We will use the Verizon FD-LTE (paired spectrum) Band 13c for this discussion. Verizon is allocated 777 MHz to 787 MHz for device transmit in LTE band 13c, and 746-756 MHz for tower transmit.
When the FD-LTE device is in “5 MHz” mode it is keeping 99% of its power within less than +/- 2.5 MHz from channel center. Actual FD-LTE measurements are about 4.5 MHz occupied bandwidth for a 5 MHz channel. So an FD-LTE Block 13c device transmitting at center frequency 782 MHz will have 99% of its power between 779.75 MHz and 784.25 MHz.
An FD-LTE device in 10 MHz mode keeps 99% of its power within less than +/- 5MHz of channel center. So a Verizon band 13c device operating at 10MHz bandwidth must only use 782 MHz center frequency.
Analogous arguments hold for devices operating in the AWS-1 spectrum (LTE band 4), except that bandwidths up to 20 MHz are allowed. Verizon does not have exclusive use of this spectrum, T-Mobile and others also use slices of this AWS-1 spectrum in AWS-1 blocks A-F. Verizon’s AWS-1 blocks vary by market.

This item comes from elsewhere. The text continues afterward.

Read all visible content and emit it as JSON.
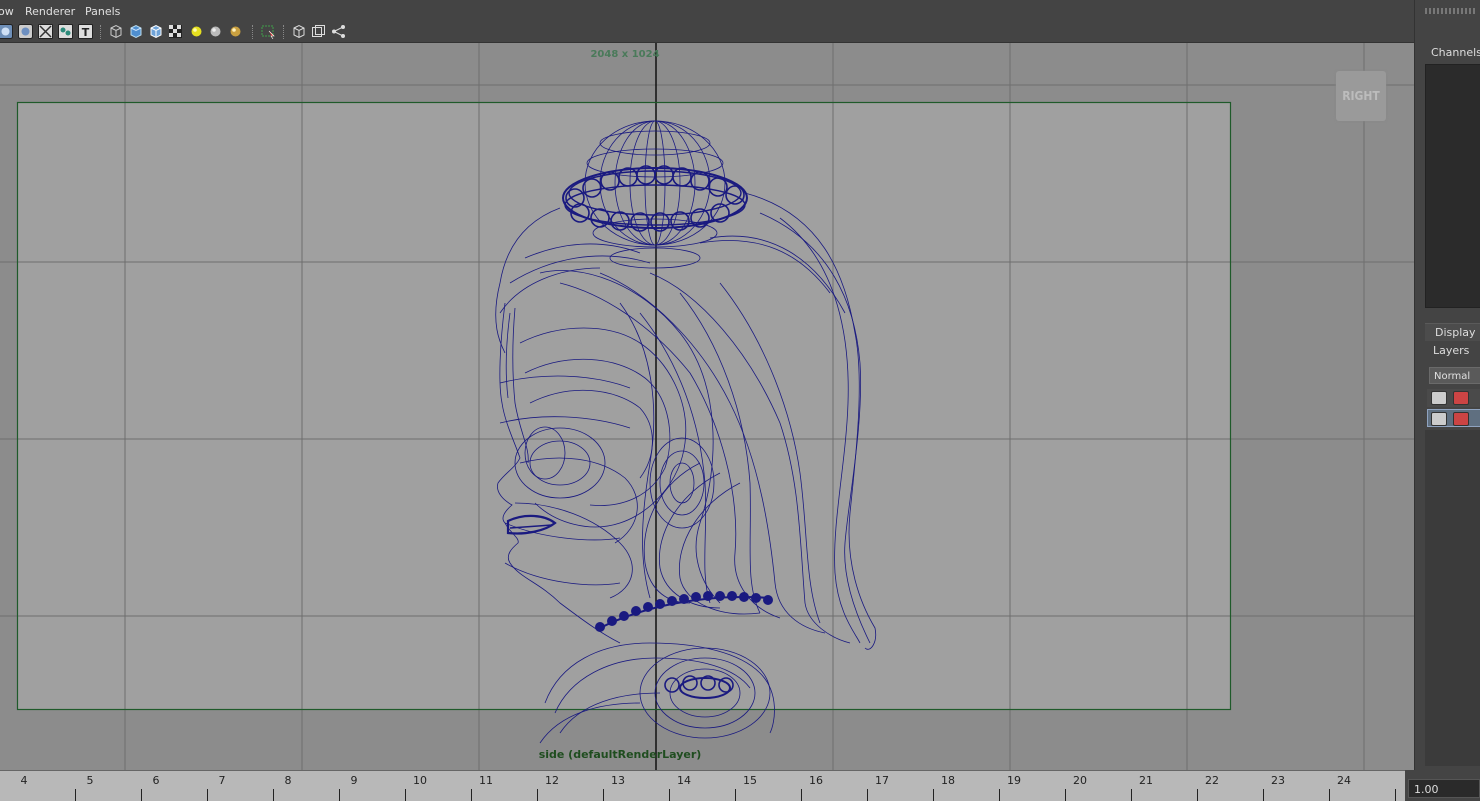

While the MHS800L does not have Band 2, Verizon is deploying Band 2 in dense urban areas, and higher-end MiFi devices can use Band 2, so I include it in the table below. I did not include the 2G/3G frequencies that smartphones and higher-end MiFi can use–these frequencies are also going to be morphed into 4G/5G use in coming years.

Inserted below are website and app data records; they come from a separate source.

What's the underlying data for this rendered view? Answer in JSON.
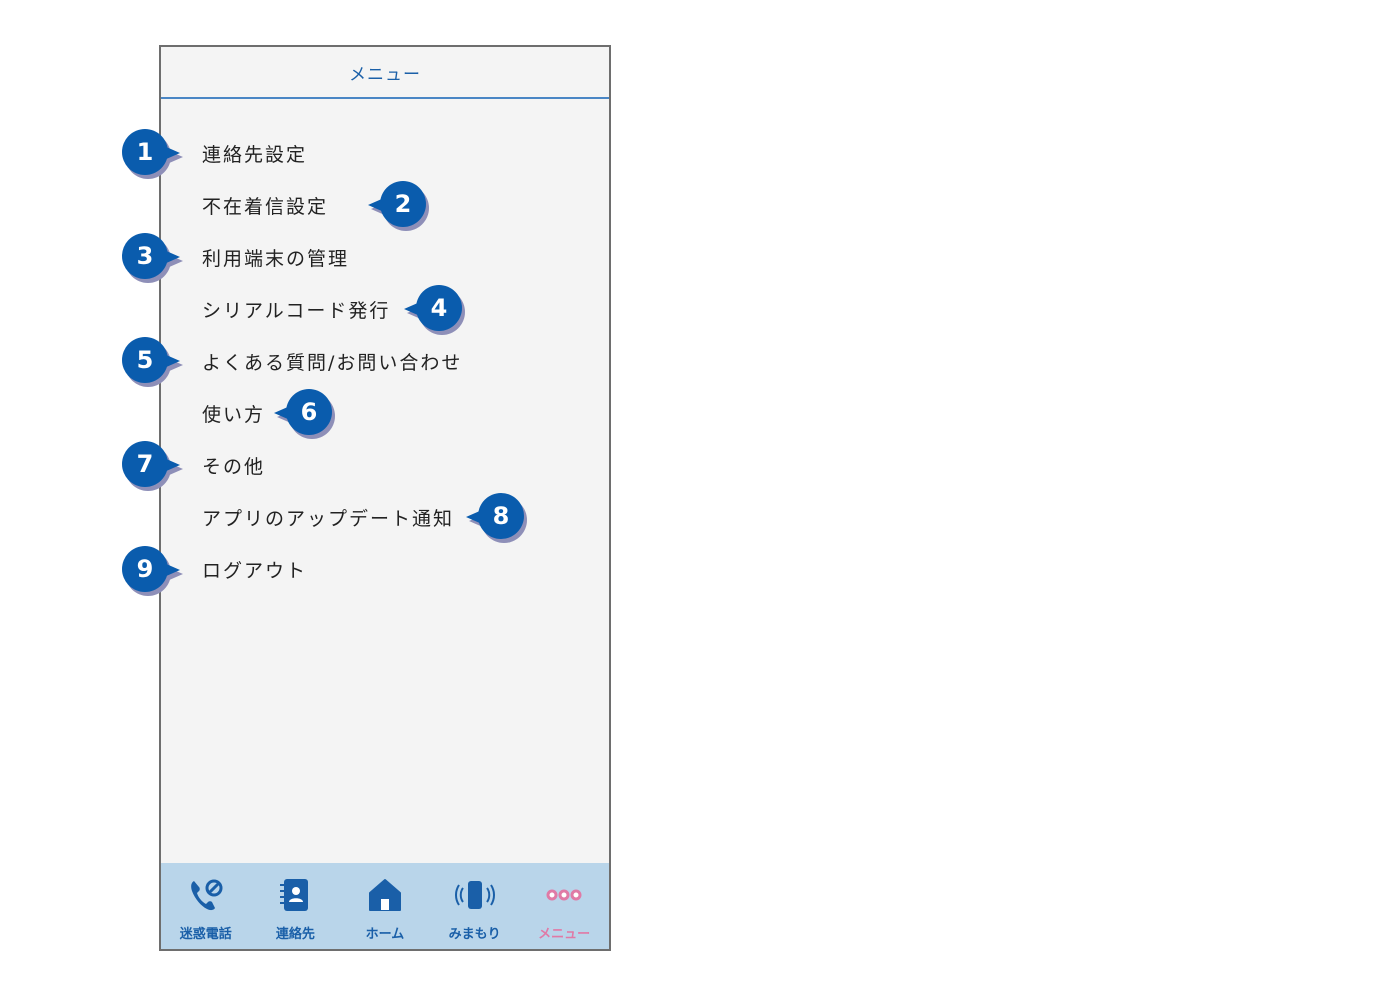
{
  "header": {
    "title": "メニュー"
  },
  "menu": {
    "items": [
      {
        "label": "連絡先設定",
        "badge": "1"
      },
      {
        "label": "不在着信設定",
        "badge": "2"
      },
      {
        "label": "利用端末の管理",
        "badge": "3"
      },
      {
        "label": "シリアルコード発行",
        "badge": "4"
      },
      {
        "label": "よくある質問/お問い合わせ",
        "badge": "5"
      },
      {
        "label": "使い方",
        "badge": "6"
      },
      {
        "label": "その他",
        "badge": "7"
      },
      {
        "label": "アプリのアップデート通知",
        "badge": "8"
      },
      {
        "label": "ログアウト",
        "badge": "9"
      }
    ]
  },
  "tabbar": {
    "tabs": [
      {
        "label": "迷惑電話",
        "icon": "blocked-call-icon"
      },
      {
        "label": "連絡先",
        "icon": "contacts-book-icon"
      },
      {
        "label": "ホーム",
        "icon": "home-icon"
      },
      {
        "label": "みまもり",
        "icon": "vibrating-phone-icon"
      },
      {
        "label": "メニュー",
        "icon": "more-dots-icon"
      }
    ]
  },
  "colors": {
    "accent": "#1a5fa8",
    "badge": "#0a5cad",
    "badge_shadow": "#8e8fb8",
    "tabbar_bg": "#b9d5ea",
    "active_tab": "#e07aa6",
    "header_rule": "#4a86c5"
  }
}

The EIRP in the table is for the MHS800L MiFi hotspot; portable LTE devices are allowed up to 3 Watts transmit power, within SAR limits.
The MHS800L is ONLY capable of LTE band 13c and 4, and will not fallback to 3G like more expensive MiFi devices! You should be aware of this if you are a heavy MiFi user (including RVers), you may want a MiFi that will use the 800MHz and PCS 3G networks as well as global 3G. The Novatel 6620L is an example of a device with LTE bands 13, 4 and 2 as well as 3G, and it has dual-band (2.4/5 GHz) Wifi. Using a 2.4 GHz-only hotspot such as the Ellipsis MHS800L in an RF cluttered environment (office, hotel, train, RV park) can lead to poor data throughput regardless of signal strength.

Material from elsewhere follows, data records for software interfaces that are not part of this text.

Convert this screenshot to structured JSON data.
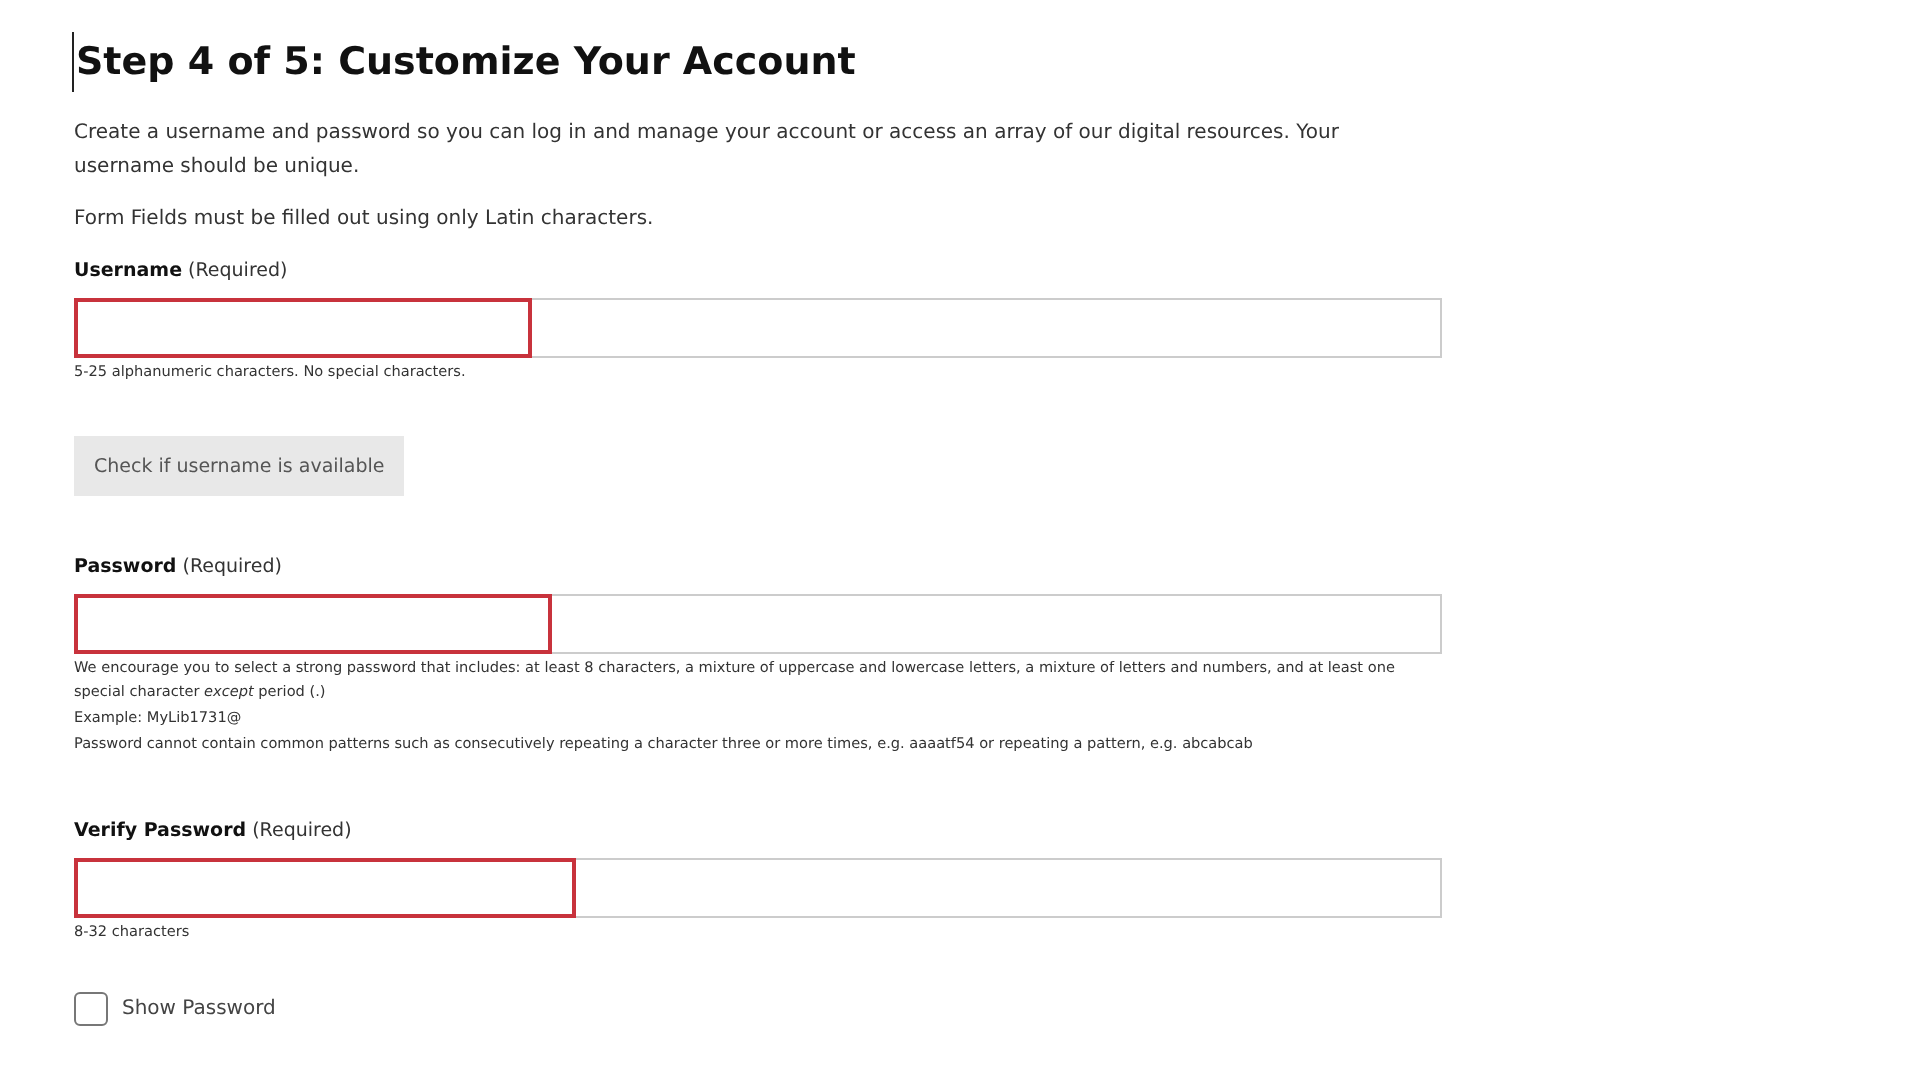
{
  "title": "Step 4 of 5: Customize Your Account",
  "intro": [
    "Create a username and password so you can log in and manage your account or access an array of our digital resources. Your username should be unique.",
    "Form Fields must be filled out using only Latin characters."
  ],
  "fields": [
    {
      "label": "Username",
      "required": "(Required)",
      "highlighted": true,
      "hints": [
        "5-25 alphanumeric characters. No special characters."
      ]
    },
    {
      "label": "Password",
      "required": "(Required)",
      "highlighted": true,
      "hints": [
        "We encourage you to select a strong password that includes: at least 8 characters, a mixture of uppercase and lowercase letters, a mixture of letters and numbers, and at least one special character *except* period (.)",
        "Example: MyLib1731@",
        "Password cannot contain common patterns such as consecutively repeating a character three or more times, e.g. aaaatf54 or repeating a pattern, e.g. abcabcab"
      ]
    },
    {
      "label": "Verify Password",
      "required": "(Required)",
      "highlighted": true,
      "hints": [
        "8-32 characters"
      ]
    }
  ],
  "check_button": {
    "label": "Check if username is available",
    "disabled": true
  },
  "show_password": {
    "label": "Show Password",
    "checked": false
  }
}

|LTE Band||Device transmit (MHz)||Tower transmit (MHz)||MHS800L Device (dBm)|
I found the Verizon Ellipsis Jetpack MHS800L to be useful for my few time a year MiFi needs in rural areas. I would assume that typically I was using LTE Band 13c, since I was in rural locations. I haven’t discovered any way to tell which LTE band the MHS800L is currently using. The MHS800L does tell you RSSI, SINR, and signal bars via a jQuery interface, so I created a Python program to log LTE RSSI SINR and signal bars and plot them. It would be quite useful using an external GPS logger.
I put the battery-powered MiFi high in a window and haven’t found a need for external antenna, although of course an external antenna can greatly improve weak LTE signal situations. Even though the MiFi WiFi transmit power is more than 10 dB lower (less than 10%) of a typical WiFi access point, the MiFi pumps out enough WiFi signal to be reachable in the next room or two on the same or adjacent floors of a typical home. I put the MiFi a few feet from a good WiFi access point and via InSSIDer on my phone, the MiFi was of expected signal strength–several dB weaker than the good WiFi AP, so the far corners of the house may not be covered from a central MiFi location, but it’s very usable for general cases.
If you are more than a few time a year casual user (I use the MHS800L as a backup to my main LTE device) you should consider a higher-end MiFi device such as the Novatel 6620L that has dual-band WiFi (use 5GHz WiFi for best throughput) and the global/3G bands along with Band 2 LTE.